### Given data
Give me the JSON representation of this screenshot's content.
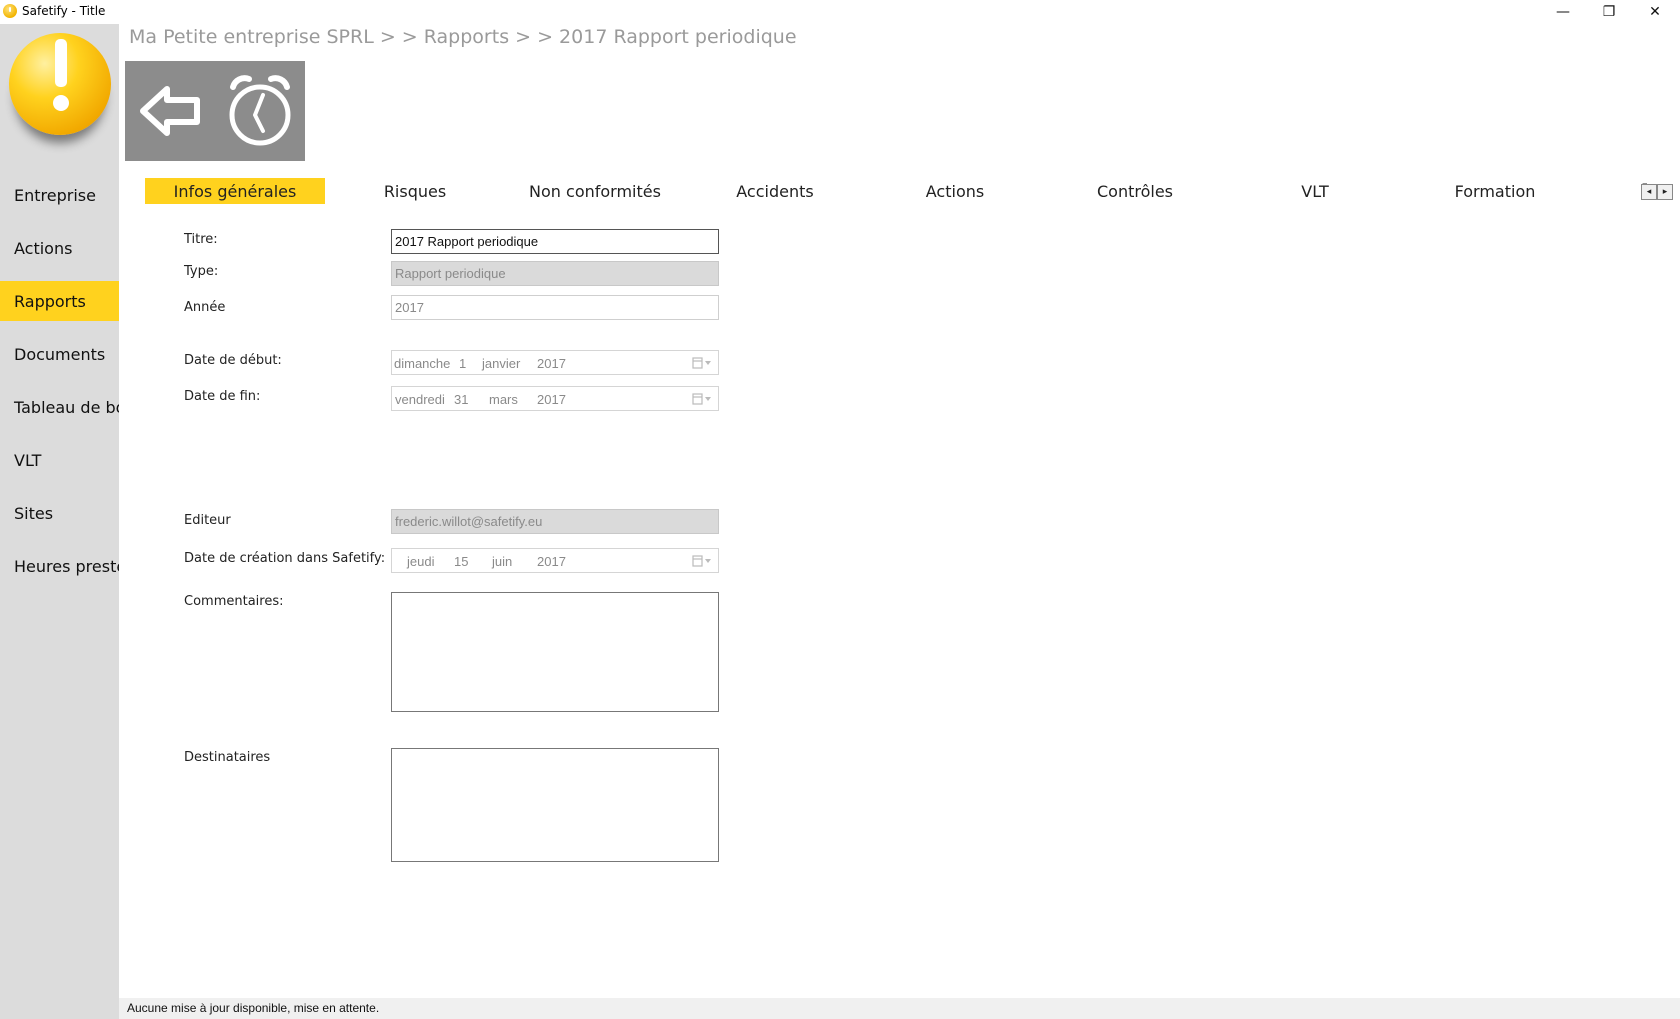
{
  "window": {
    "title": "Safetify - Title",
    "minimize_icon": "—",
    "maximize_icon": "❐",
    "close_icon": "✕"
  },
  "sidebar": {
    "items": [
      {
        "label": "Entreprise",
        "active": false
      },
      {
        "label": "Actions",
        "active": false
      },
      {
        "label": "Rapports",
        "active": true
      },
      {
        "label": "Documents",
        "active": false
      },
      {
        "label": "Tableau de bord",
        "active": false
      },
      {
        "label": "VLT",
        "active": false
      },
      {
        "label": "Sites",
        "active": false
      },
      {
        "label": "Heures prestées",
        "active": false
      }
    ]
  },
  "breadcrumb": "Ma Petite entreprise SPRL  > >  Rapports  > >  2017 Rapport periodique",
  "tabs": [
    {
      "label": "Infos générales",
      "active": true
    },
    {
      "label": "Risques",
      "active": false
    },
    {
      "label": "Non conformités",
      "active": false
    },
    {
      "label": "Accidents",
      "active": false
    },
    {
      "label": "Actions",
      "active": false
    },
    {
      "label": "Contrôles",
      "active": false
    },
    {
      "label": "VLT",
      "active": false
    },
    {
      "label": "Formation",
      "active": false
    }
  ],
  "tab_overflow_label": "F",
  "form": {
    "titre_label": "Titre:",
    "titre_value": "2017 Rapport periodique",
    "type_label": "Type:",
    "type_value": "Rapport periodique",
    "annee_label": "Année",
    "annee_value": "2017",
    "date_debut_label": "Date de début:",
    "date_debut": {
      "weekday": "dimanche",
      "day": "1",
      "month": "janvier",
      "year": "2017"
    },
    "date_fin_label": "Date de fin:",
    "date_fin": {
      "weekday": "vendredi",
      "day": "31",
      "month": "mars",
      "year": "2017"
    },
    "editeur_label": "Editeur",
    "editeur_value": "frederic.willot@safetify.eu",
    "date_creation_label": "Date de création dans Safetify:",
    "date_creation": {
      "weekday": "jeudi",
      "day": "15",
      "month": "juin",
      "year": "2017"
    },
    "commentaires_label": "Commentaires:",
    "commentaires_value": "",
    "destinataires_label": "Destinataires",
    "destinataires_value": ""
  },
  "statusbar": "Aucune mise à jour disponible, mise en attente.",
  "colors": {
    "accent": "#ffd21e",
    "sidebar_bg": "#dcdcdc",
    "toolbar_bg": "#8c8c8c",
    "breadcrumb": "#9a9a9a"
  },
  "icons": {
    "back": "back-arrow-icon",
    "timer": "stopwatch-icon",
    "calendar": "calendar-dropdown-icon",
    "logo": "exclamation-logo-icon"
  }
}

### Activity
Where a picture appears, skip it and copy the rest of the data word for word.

### Final answer
Give me the JSON representation of this screenshot's content.
{
  "window": {
    "title": "Safetify - Title",
    "minimize_icon": "—",
    "maximize_icon": "❐",
    "close_icon": "✕"
  },
  "sidebar": {
    "items": [
      {
        "label": "Entreprise",
        "active": false
      },
      {
        "label": "Actions",
        "active": false
      },
      {
        "label": "Rapports",
        "active": true
      },
      {
        "label": "Documents",
        "active": false
      },
      {
        "label": "Tableau de bord",
        "active": false
      },
      {
        "label": "VLT",
        "active": false
      },
      {
        "label": "Sites",
        "active": false
      },
      {
        "label": "Heures prestées",
        "active": false
      }
    ]
  },
  "breadcrumb": "Ma Petite entreprise SPRL  > >  Rapports  > >  2017 Rapport periodique",
  "tabs": [
    {
      "label": "Infos générales",
      "active": true
    },
    {
      "label": "Risques",
      "active": false
    },
    {
      "label": "Non conformités",
      "active": false
    },
    {
      "label": "Accidents",
      "active": false
    },
    {
      "label": "Actions",
      "active": false
    },
    {
      "label": "Contrôles",
      "active": false
    },
    {
      "label": "VLT",
      "active": false
    },
    {
      "label": "Formation",
      "active": false
    }
  ],
  "tab_overflow_label": "F",
  "form": {
    "titre_label": "Titre:",
    "titre_value": "2017 Rapport periodique",
    "type_label": "Type:",
    "type_value": "Rapport periodique",
    "annee_label": "Année",
    "annee_value": "2017",
    "date_debut_label": "Date de début:",
    "date_debut": {
      "weekday": "dimanche",
      "day": "1",
      "month": "janvier",
      "year": "2017"
    },
    "date_fin_label": "Date de fin:",
    "date_fin": {
      "weekday": "vendredi",
      "day": "31",
      "month": "mars",
      "year": "2017"
    },
    "editeur_label": "Editeur",
    "editeur_value": "frederic.willot@safetify.eu",
    "date_creation_label": "Date de création dans Safetify:",
    "date_creation": {
      "weekday": "jeudi",
      "day": "15",
      "month": "juin",
      "year": "2017"
    },
    "commentaires_label": "Commentaires:",
    "commentaires_value": "",
    "destinataires_label": "Destinataires",
    "destinataires_value": ""
  },
  "statusbar": "Aucune mise à jour disponible, mise en attente.",
  "colors": {
    "accent": "#ffd21e",
    "sidebar_bg": "#dcdcdc",
    "toolbar_bg": "#8c8c8c",
    "breadcrumb": "#9a9a9a"
  },
  "icons": {
    "back": "back-arrow-icon",
    "timer": "stopwatch-icon",
    "calendar": "calendar-dropdown-icon",
    "logo": "exclamation-logo-icon"
  }
}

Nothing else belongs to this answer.